U2 – Songs Of Experience (Review)
In 2014, U2 quietly placed Songs Of Innocence on every I-phone in the world and most of the world went ballistic. With Songs Of Experience, the band seeks to even the score by pissing off those of us who really enjoyed their free copy of Innocence. Restrained to a fault on Songs Of Experience, U2 has never sounded less significant to rock-n-roll.
As a band, U2 have always been at their best when they are driven by a fierce sense of urgency. In 1983, the band stared down nature and marched on stage at Red Rocks in Colorado to record one of the most visceral live concert films of all time. A few years later, the time constraints of Live Aid pushed them to create a moment of legend in under twenty minutes. At the turn of the century, the band stood on the precipice of irrelevance but stormed back with All That You Can’t Leave Behind which solidified their place in the rock canon. It is also the last time U2 have made a truly exceptional record.
The post-punk roots of Songs Of Innocence rebooted the band’s sound but the fierce backlash for its distribution may have scared U2 on the follow-up. Everything about Songs Of Experience feels overly calculating. Not surprisingly, the band can still write arena anthems in search of a hit single. “You’re The Best Thing About Me” will sit nicely alongside “Vertigo”, “Magnificent” and “Beautiful Day” on the set list but the formula has grown predictable. The verse of “Get Out Of Your Own Way” owes a world of debt to “Beautiful Day” musically before shifting into a chorus that sounds like Coldplay and Imagine Dragons working together on a U2 tribute album. It is followed by “American Soul” which borrows another trick from Imagine Dragons by including an appearance from Kendrick Lamar which adds nothing to the proceedings; unlike the beautiful appearance by Lykke Li on Innocence.
Halfway through the album, The Edge finally rears his head, guitar at the ready, and “Red Flag Day” takes us back to that cold night in Colorado and a young band hungry to prove their worth to the world. “The Showman (Little More Better)” keeps the hope alive with a bouncy, pop melody and a welcome sense of humour from Bono – “singers cry about everything.” Album highlight, “The Little Things You Give Away” finally finds U2 in complete control of their atmosphere, lyrics, and music.
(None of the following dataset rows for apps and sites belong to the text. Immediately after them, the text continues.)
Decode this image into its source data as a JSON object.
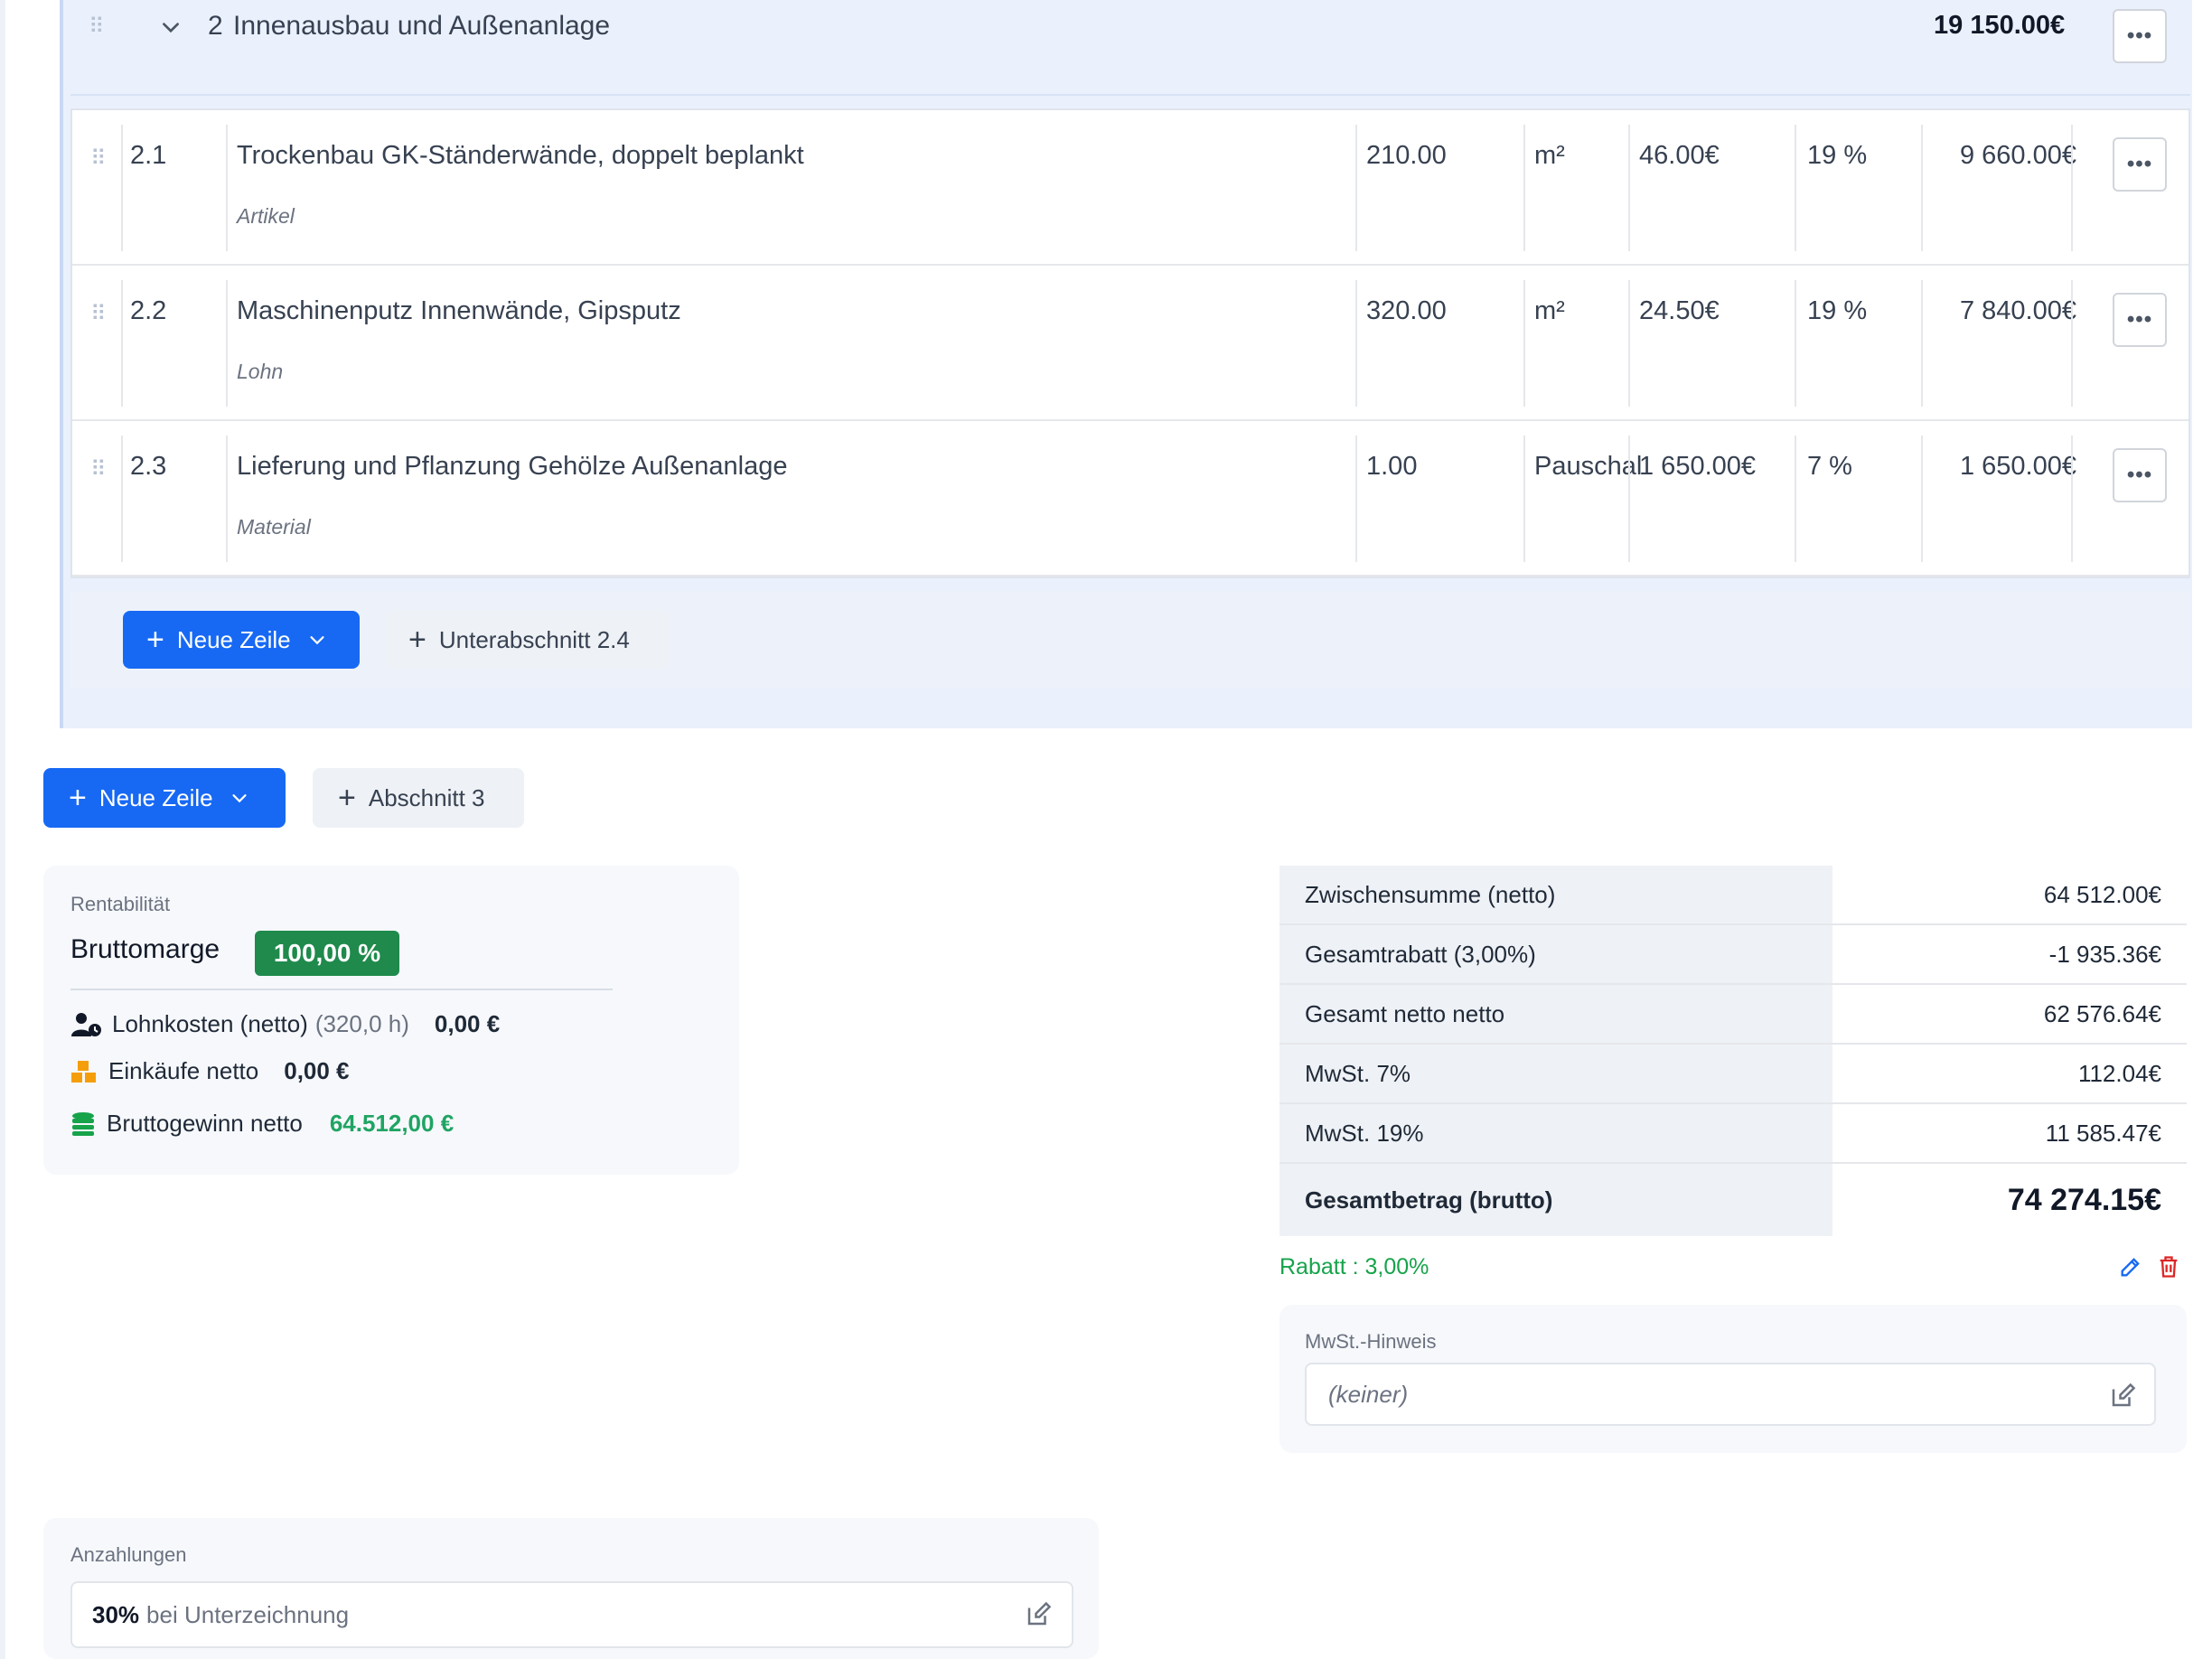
{
  "section": {
    "number": "2",
    "title": "Innenausbau und Außenanlage",
    "total": "19 150.00€",
    "rows": [
      {
        "pos": "2.1",
        "name": "Trockenbau GK-Ständerwände, doppelt beplankt",
        "type": "Artikel",
        "qty": "210.00",
        "unit": "m²",
        "price": "46.00€",
        "vat": "19 %",
        "total": "9 660.00€"
      },
      {
        "pos": "2.2",
        "name": "Maschinenputz Innenwände, Gipsputz",
        "type": "Lohn",
        "qty": "320.00",
        "unit": "m²",
        "price": "24.50€",
        "vat": "19 %",
        "total": "7 840.00€"
      },
      {
        "pos": "2.3",
        "name": "Lieferung und Pflanzung Gehölze Außenanlage",
        "type": "Material",
        "qty": "1.00",
        "unit": "Pauschal",
        "price": "1 650.00€",
        "vat": "7 %",
        "total": "1 650.00€"
      }
    ],
    "new_line_label": "Neue Zeile",
    "subsection_label": "Unterabschnitt 2.4"
  },
  "bottom_actions": {
    "new_line_label": "Neue Zeile",
    "section_label": "Abschnitt 3"
  },
  "profitability": {
    "title": "Rentabilität",
    "margin_label": "Bruttomarge",
    "margin_value": "100,00 %",
    "labor_label": "Lohnkosten (netto)",
    "labor_hours": "(320,0 h)",
    "labor_value": "0,00 €",
    "purchases_label": "Einkäufe netto",
    "purchases_value": "0,00 €",
    "profit_label": "Bruttogewinn netto",
    "profit_value": "64.512,00 €"
  },
  "totals": {
    "subtotal_label": "Zwischensumme (netto)",
    "subtotal_value": "64 512.00€",
    "discount_label": "Gesamtrabatt (3,00%)",
    "discount_value": "-1 935.36€",
    "net_label": "Gesamt netto netto",
    "net_value": "62 576.64€",
    "vat7_label": "MwSt. 7%",
    "vat7_value": "112.04€",
    "vat19_label": "MwSt. 19%",
    "vat19_value": "11 585.47€",
    "gross_label": "Gesamtbetrag (brutto)",
    "gross_value": "74 274.15€",
    "rabatt_text": "Rabatt : 3,00%"
  },
  "vat_note": {
    "title": "MwSt.-Hinweis",
    "value": "(keiner)"
  },
  "deposits": {
    "title": "Anzahlungen",
    "percent": "30%",
    "text": "bei Unterzeichnung"
  },
  "colors": {
    "primary": "#1769f4",
    "success": "#1f8a4c",
    "danger": "#dc2626"
  }
}
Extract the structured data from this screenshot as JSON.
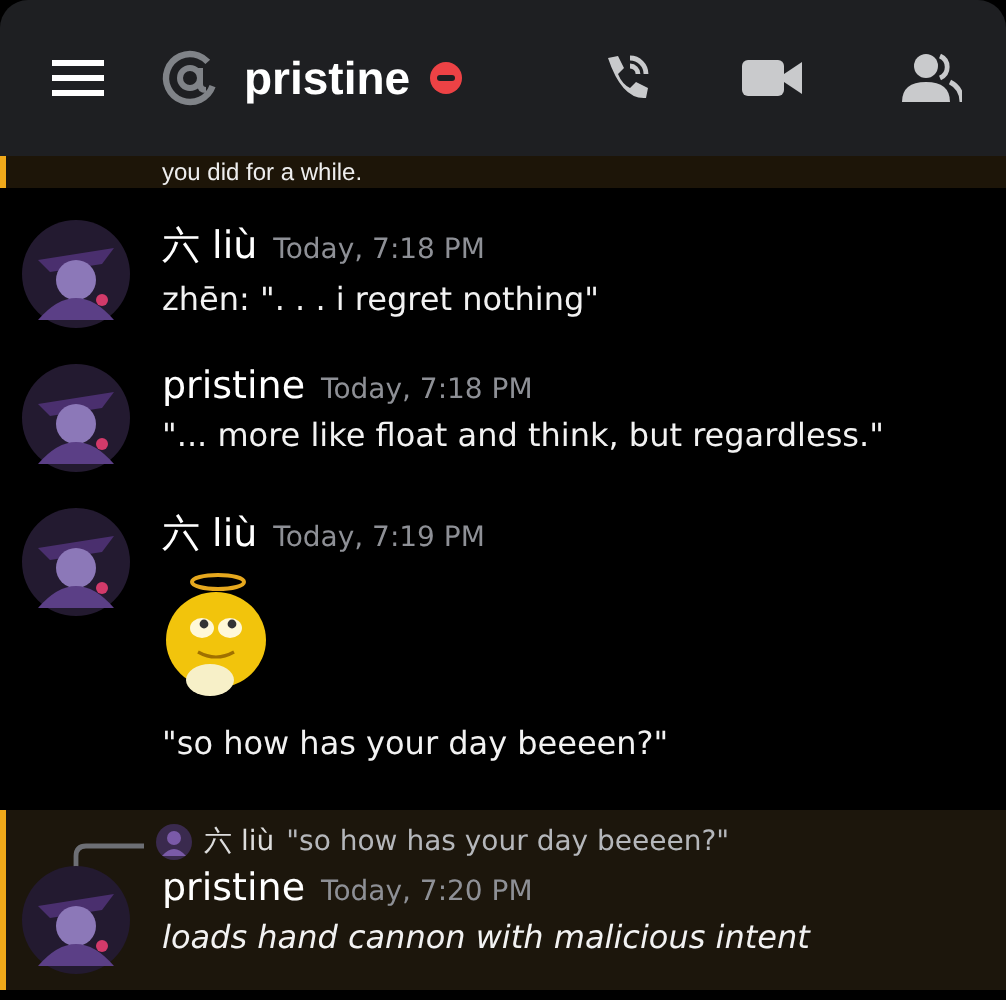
{
  "header": {
    "title": "pristine",
    "do_not_disturb": true
  },
  "banner": {
    "text": "you did for a while.",
    "highlighted": true
  },
  "messages": [
    {
      "author": "六 liù",
      "time": "Today, 7:18 PM",
      "highlighted": false,
      "content": [
        {
          "kind": "text",
          "text": "zhēn: \". . . i regret nothing\""
        }
      ]
    },
    {
      "author": "pristine",
      "time": "Today, 7:18 PM",
      "highlighted": false,
      "content": [
        {
          "kind": "text",
          "text": "\"... more like float and think, but regardless.\""
        }
      ]
    },
    {
      "author": "六 liù",
      "time": "Today, 7:19 PM",
      "highlighted": false,
      "content": [
        {
          "kind": "emoji"
        },
        {
          "kind": "text",
          "text": "\"so how has your day beeeen?\""
        }
      ]
    },
    {
      "author": "pristine",
      "time": "Today, 7:20 PM",
      "highlighted": true,
      "reply": {
        "author": "六 liù",
        "text": "\"so how has your day beeeen?\""
      },
      "content": [
        {
          "kind": "italic",
          "text": "loads hand cannon with malicious intent"
        }
      ]
    }
  ]
}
It’s a beautiful, understated, and emotional song that could have snuck onto The Unforgettable Fire or even The Joshua Tree. It feels completely out of place on Songs Of Experience.
Having held up the release of the album to better capture the political climate of 2017, the lyrics are the ultimate downfall of this misfire of an album. On “The Blackout”, the electronic throb and melodic hook are full of promise as Bono steps to the pulpit and sings “democracy is flat on its back.” Really? That’s it? If you are One Republic (whose front-man Ryan Tedder bears some responsibility for this lackluster effort as producer), the vague, shallow sentiment might go unchallenged by a middle of the road audience but U2 represents something far greater to those of us raised on “Sunday Bloody Sunday”. In a year when even Morrissey has managed to lasso the world with his pen, U2’s lack of urgency comes across as nothing more than laziness. In the wake of the promising Songs Of Innocence and the triumphant Joshua Tree tour, Songs Of Experience might prove to be a stumble even they cannot recover from.